  1. Rationalizing Fear: Cognitive biases fuel the tendency to interpret ambiguous situations in a negative light, leading to the irrational amplification of perceived threats. This biased reasoning process reinforces anxiety-related beliefs and behaviors, fostering a self-perpetuating cycle of distress.
Cognitive Bias Impact on Anxiety Formation
Confirmation Bias Reinforces pre-existing anxious beliefs by selectively seeking information that validates fears.
Catastrophizing Exaggerates the potential consequences of perceived threats, intensifying anxiety responses.
Overgeneralization Extends anxiety-provoking interpretations of specific events to broader contexts, magnifying overall distress.

Social Factors Influencing the Onset of Anxiety

Understanding the interplay between social influences and the development of anxiety provides crucial insights into preventive strategies and effective interventions. Anxiety disorders, characterized by excessive worry and fear, often stem from multifaceted interactions between genetic predispositions and environmental factors. Among these environmental factors, social influences play a pivotal role, shaping individuals’ perceptions, behaviors, and emotional responses.

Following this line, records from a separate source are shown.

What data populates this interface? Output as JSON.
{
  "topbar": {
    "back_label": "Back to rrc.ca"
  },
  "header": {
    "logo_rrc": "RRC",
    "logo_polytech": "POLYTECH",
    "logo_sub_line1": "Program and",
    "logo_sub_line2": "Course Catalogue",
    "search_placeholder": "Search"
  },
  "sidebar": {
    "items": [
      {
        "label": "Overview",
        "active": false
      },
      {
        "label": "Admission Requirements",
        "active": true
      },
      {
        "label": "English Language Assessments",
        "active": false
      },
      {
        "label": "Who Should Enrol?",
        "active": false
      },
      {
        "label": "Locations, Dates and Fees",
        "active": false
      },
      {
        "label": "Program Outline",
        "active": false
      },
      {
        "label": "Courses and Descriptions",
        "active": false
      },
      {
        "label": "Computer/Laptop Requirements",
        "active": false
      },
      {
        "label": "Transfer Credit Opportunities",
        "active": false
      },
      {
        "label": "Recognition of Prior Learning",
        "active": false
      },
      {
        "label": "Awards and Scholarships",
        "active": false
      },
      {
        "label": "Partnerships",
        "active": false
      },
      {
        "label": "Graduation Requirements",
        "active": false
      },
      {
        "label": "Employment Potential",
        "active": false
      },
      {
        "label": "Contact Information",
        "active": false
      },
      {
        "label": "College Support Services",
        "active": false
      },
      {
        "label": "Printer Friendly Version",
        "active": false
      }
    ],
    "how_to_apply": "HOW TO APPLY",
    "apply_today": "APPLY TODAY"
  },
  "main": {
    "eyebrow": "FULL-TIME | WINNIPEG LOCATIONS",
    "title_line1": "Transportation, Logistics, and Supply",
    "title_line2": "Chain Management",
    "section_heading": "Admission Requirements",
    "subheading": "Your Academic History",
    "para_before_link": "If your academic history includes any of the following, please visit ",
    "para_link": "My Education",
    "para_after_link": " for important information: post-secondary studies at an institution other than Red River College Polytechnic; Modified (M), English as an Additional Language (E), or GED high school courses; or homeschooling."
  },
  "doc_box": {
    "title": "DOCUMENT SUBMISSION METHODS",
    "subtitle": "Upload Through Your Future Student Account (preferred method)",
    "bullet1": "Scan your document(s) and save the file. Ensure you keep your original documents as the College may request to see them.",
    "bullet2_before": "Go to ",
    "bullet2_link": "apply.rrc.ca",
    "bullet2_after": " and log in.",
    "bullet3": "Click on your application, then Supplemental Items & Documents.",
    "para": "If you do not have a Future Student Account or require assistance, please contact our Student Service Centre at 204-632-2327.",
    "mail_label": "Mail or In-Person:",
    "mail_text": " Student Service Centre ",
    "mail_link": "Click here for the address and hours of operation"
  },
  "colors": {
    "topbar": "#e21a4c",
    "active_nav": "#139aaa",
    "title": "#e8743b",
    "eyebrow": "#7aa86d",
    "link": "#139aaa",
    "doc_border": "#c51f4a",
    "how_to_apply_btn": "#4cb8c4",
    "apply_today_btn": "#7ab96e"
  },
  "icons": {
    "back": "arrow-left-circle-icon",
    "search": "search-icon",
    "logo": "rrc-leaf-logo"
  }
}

Social interactions, whether within familial, peer, or societal contexts, can significantly impact an individual’s susceptibility to anxiety disorders. These influences manifest through various mechanisms, including social learning, interpersonal relationships, and cultural norms. Acknowledging the intricate relationship between social dynamics and anxiety development underscores the importance of addressing psychosocial factors in clinical assessments and treatment plans.

Social learning: Observing and internalizing behaviors and attitudes exhibited by others in social settings can contribute to the acquisition and reinforcement of anxious tendencies.

Interpersonal relationships: The quality of relationships with family members, friends, and peers can either buffer against or exacerbate anxiety symptoms, influencing individuals’ sense of security and self-worth.

Cultural norms: Societal expectations, beliefs, and values regarding emotion expression, achievement, and social roles shape individuals’ perceptions of stressors and coping strategies, influencing susceptibility to anxiety disorders.

Author of the article
Rachel Adcock
Rachel Adcock
professor of psychiatry

Cannabis & Hemp Testing
Add a comment